-- Opening Marker --

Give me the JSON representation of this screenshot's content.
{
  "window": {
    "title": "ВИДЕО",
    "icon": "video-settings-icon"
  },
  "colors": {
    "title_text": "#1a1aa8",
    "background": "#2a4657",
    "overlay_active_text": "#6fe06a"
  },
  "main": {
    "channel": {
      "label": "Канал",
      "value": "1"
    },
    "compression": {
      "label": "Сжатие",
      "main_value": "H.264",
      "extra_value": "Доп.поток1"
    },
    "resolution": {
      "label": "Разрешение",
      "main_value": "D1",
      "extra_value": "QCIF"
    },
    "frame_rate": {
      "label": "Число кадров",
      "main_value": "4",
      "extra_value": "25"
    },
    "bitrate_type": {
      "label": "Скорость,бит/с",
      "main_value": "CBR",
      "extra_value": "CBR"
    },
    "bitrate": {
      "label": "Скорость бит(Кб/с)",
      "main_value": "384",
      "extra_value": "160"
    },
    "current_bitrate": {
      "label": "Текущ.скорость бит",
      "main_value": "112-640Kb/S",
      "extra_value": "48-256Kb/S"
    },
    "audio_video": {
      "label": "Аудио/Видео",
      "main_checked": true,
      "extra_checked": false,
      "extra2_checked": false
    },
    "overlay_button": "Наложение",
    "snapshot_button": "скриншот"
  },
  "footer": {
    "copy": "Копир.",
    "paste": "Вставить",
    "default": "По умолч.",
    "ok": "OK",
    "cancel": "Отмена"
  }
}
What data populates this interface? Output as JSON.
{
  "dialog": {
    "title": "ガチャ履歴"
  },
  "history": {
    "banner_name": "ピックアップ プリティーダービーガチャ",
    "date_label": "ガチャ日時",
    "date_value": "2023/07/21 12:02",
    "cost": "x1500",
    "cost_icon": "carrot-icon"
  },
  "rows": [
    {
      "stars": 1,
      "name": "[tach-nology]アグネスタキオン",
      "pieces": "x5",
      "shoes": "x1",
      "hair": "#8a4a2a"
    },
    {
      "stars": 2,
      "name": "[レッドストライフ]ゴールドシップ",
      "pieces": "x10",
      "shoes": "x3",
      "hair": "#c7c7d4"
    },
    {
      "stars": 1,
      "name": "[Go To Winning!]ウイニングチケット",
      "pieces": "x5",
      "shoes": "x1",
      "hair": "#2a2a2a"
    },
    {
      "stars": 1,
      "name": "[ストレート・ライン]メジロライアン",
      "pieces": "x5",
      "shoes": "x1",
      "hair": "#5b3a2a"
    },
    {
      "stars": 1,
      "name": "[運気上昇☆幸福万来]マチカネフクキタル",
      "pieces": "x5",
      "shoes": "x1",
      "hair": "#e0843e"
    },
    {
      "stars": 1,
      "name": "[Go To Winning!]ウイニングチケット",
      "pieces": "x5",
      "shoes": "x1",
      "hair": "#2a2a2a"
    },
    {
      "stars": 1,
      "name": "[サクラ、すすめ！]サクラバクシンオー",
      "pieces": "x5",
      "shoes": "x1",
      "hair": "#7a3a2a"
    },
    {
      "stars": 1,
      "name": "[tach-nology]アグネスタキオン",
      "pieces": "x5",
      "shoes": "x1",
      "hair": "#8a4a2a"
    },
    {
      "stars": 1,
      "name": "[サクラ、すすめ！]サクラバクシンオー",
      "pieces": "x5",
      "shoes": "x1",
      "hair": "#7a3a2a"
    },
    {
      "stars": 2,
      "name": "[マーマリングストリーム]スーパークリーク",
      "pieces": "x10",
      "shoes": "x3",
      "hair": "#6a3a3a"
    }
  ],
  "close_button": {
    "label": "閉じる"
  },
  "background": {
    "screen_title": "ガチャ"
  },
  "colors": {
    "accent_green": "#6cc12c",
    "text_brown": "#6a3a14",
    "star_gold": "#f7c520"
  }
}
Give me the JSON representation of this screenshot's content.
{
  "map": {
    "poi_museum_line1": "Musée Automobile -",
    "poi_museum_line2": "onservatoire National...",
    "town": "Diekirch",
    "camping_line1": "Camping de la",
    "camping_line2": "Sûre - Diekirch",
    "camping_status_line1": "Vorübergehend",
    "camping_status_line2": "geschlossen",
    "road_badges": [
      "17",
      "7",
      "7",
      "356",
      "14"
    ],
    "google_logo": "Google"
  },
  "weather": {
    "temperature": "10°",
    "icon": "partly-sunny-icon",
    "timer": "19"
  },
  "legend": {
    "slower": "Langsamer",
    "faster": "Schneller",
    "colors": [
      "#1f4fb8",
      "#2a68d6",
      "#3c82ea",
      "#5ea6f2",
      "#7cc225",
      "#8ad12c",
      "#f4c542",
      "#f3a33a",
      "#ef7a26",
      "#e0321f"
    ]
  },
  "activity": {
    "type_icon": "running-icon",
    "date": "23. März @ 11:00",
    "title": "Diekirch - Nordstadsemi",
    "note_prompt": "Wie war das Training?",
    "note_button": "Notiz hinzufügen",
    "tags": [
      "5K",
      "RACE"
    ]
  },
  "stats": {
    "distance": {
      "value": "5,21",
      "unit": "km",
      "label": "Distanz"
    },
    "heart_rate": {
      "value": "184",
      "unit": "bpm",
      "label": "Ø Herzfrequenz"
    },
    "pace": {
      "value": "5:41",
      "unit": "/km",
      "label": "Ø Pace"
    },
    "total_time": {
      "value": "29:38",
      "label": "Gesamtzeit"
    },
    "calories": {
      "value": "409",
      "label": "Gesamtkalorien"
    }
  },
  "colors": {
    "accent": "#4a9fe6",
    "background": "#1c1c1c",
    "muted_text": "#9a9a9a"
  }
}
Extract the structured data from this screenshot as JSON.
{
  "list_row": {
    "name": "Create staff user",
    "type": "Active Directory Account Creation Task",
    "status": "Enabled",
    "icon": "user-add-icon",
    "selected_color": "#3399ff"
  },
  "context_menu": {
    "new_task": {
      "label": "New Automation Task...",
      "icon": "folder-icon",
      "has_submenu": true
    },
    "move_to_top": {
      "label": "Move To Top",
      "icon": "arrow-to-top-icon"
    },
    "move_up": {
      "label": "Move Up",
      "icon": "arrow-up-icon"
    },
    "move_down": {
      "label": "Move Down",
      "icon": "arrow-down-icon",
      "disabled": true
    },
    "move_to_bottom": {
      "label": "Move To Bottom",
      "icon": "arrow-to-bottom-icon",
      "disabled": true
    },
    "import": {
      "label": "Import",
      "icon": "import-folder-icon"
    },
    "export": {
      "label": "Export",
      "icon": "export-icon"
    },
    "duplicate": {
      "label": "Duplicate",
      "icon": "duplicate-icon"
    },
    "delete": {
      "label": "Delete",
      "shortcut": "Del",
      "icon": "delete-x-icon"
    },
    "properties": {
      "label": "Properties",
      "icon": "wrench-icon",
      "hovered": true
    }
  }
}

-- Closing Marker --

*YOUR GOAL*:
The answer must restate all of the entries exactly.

*WRITTEN REPLY*:
Give me the JSON representation of this screenshot's content.
{
  "window": {
    "title": "ВИДЕО",
    "icon": "video-settings-icon"
  },
  "colors": {
    "title_text": "#1a1aa8",
    "background": "#2a4657",
    "overlay_active_text": "#6fe06a"
  },
  "main": {
    "channel": {
      "label": "Канал",
      "value": "1"
    },
    "compression": {
      "label": "Сжатие",
      "main_value": "H.264",
      "extra_value": "Доп.поток1"
    },
    "resolution": {
      "label": "Разрешение",
      "main_value": "D1",
      "extra_value": "QCIF"
    },
    "frame_rate": {
      "label": "Число кадров",
      "main_value": "4",
      "extra_value": "25"
    },
    "bitrate_type": {
      "label": "Скорость,бит/с",
      "main_value": "CBR",
      "extra_value": "CBR"
    },
    "bitrate": {
      "label": "Скорость бит(Кб/с)",
      "main_value": "384",
      "extra_value": "160"
    },
    "current_bitrate": {
      "label": "Текущ.скорость бит",
      "main_value": "112-640Kb/S",
      "extra_value": "48-256Kb/S"
    },
    "audio_video": {
      "label": "Аудио/Видео",
      "main_checked": true,
      "extra_checked": false,
      "extra2_checked": false
    },
    "overlay_button": "Наложение",
    "snapshot_button": "скриншот"
  },
  "footer": {
    "copy": "Копир.",
    "paste": "Вставить",
    "default": "По умолч.",
    "ok": "OK",
    "cancel": "Отмена"
  }
}
What data populates this interface? Output as JSON.
{
  "dialog": {
    "title": "ガチャ履歴"
  },
  "history": {
    "banner_name": "ピックアップ プリティーダービーガチャ",
    "date_label": "ガチャ日時",
    "date_value": "2023/07/21 12:02",
    "cost": "x1500",
    "cost_icon": "carrot-icon"
  },
  "rows": [
    {
      "stars": 1,
      "name": "[tach-nology]アグネスタキオン",
      "pieces": "x5",
      "shoes": "x1",
      "hair": "#8a4a2a"
    },
    {
      "stars": 2,
      "name": "[レッドストライフ]ゴールドシップ",
      "pieces": "x10",
      "shoes": "x3",
      "hair": "#c7c7d4"
    },
    {
      "stars": 1,
      "name": "[Go To Winning!]ウイニングチケット",
      "pieces": "x5",
      "shoes": "x1",
      "hair": "#2a2a2a"
    },
    {
      "stars": 1,
      "name": "[ストレート・ライン]メジロライアン",
      "pieces": "x5",
      "shoes": "x1",
      "hair": "#5b3a2a"
    },
    {
      "stars": 1,
      "name": "[運気上昇☆幸福万来]マチカネフクキタル",
      "pieces": "x5",
      "shoes": "x1",
      "hair": "#e0843e"
    },
    {
      "stars": 1,
      "name": "[Go To Winning!]ウイニングチケット",
      "pieces": "x5",
      "shoes": "x1",
      "hair": "#2a2a2a"
    },
    {
      "stars": 1,
      "name": "[サクラ、すすめ！]サクラバクシンオー",
      "pieces": "x5",
      "shoes": "x1",
      "hair": "#7a3a2a"
    },
    {
      "stars": 1,
      "name": "[tach-nology]アグネスタキオン",
      "pieces": "x5",
      "shoes": "x1",
      "hair": "#8a4a2a"
    },
    {
      "stars": 1,
      "name": "[サクラ、すすめ！]サクラバクシンオー",
      "pieces": "x5",
      "shoes": "x1",
      "hair": "#7a3a2a"
    },
    {
      "stars": 2,
      "name": "[マーマリングストリーム]スーパークリーク",
      "pieces": "x10",
      "shoes": "x3",
      "hair": "#6a3a3a"
    }
  ],
  "close_button": {
    "label": "閉じる"
  },
  "background": {
    "screen_title": "ガチャ"
  },
  "colors": {
    "accent_green": "#6cc12c",
    "text_brown": "#6a3a14",
    "star_gold": "#f7c520"
  }
}
Give me the JSON representation of this screenshot's content.
{
  "map": {
    "poi_museum_line1": "Musée Automobile -",
    "poi_museum_line2": "onservatoire National...",
    "town": "Diekirch",
    "camping_line1": "Camping de la",
    "camping_line2": "Sûre - Diekirch",
    "camping_status_line1": "Vorübergehend",
    "camping_status_line2": "geschlossen",
    "road_badges": [
      "17",
      "7",
      "7",
      "356",
      "14"
    ],
    "google_logo": "Google"
  },
  "weather": {
    "temperature": "10°",
    "icon": "partly-sunny-icon",
    "timer": "19"
  },
  "legend": {
    "slower": "Langsamer",
    "faster": "Schneller",
    "colors": [
      "#1f4fb8",
      "#2a68d6",
      "#3c82ea",
      "#5ea6f2",
      "#7cc225",
      "#8ad12c",
      "#f4c542",
      "#f3a33a",
      "#ef7a26",
      "#e0321f"
    ]
  },
  "activity": {
    "type_icon": "running-icon",
    "date": "23. März @ 11:00",
    "title": "Diekirch - Nordstadsemi",
    "note_prompt": "Wie war das Training?",
    "note_button": "Notiz hinzufügen",
    "tags": [
      "5K",
      "RACE"
    ]
  },
  "stats": {
    "distance": {
      "value": "5,21",
      "unit": "km",
      "label": "Distanz"
    },
    "heart_rate": {
      "value": "184",
      "unit": "bpm",
      "label": "Ø Herzfrequenz"
    },
    "pace": {
      "value": "5:41",
      "unit": "/km",
      "label": "Ø Pace"
    },
    "total_time": {
      "value": "29:38",
      "label": "Gesamtzeit"
    },
    "calories": {
      "value": "409",
      "label": "Gesamtkalorien"
    }
  },
  "colors": {
    "accent": "#4a9fe6",
    "background": "#1c1c1c",
    "muted_text": "#9a9a9a"
  }
}
Extract the structured data from this screenshot as JSON.
{
  "list_row": {
    "name": "Create staff user",
    "type": "Active Directory Account Creation Task",
    "status": "Enabled",
    "icon": "user-add-icon",
    "selected_color": "#3399ff"
  },
  "context_menu": {
    "new_task": {
      "label": "New Automation Task...",
      "icon": "folder-icon",
      "has_submenu": true
    },
    "move_to_top": {
      "label": "Move To Top",
      "icon": "arrow-to-top-icon"
    },
    "move_up": {
      "label": "Move Up",
      "icon": "arrow-up-icon"
    },
    "move_down": {
      "label": "Move Down",
      "icon": "arrow-down-icon",
      "disabled": true
    },
    "move_to_bottom": {
      "label": "Move To Bottom",
      "icon": "arrow-to-bottom-icon",
      "disabled": true
    },
    "import": {
      "label": "Import",
      "icon": "import-folder-icon"
    },
    "export": {
      "label": "Export",
      "icon": "export-icon"
    },
    "duplicate": {
      "label": "Duplicate",
      "icon": "duplicate-icon"
    },
    "delete": {
      "label": "Delete",
      "shortcut": "Del",
      "icon": "delete-x-icon"
    },
    "properties": {
      "label": "Properties",
      "icon": "wrench-icon",
      "hovered": true
    }
  }
}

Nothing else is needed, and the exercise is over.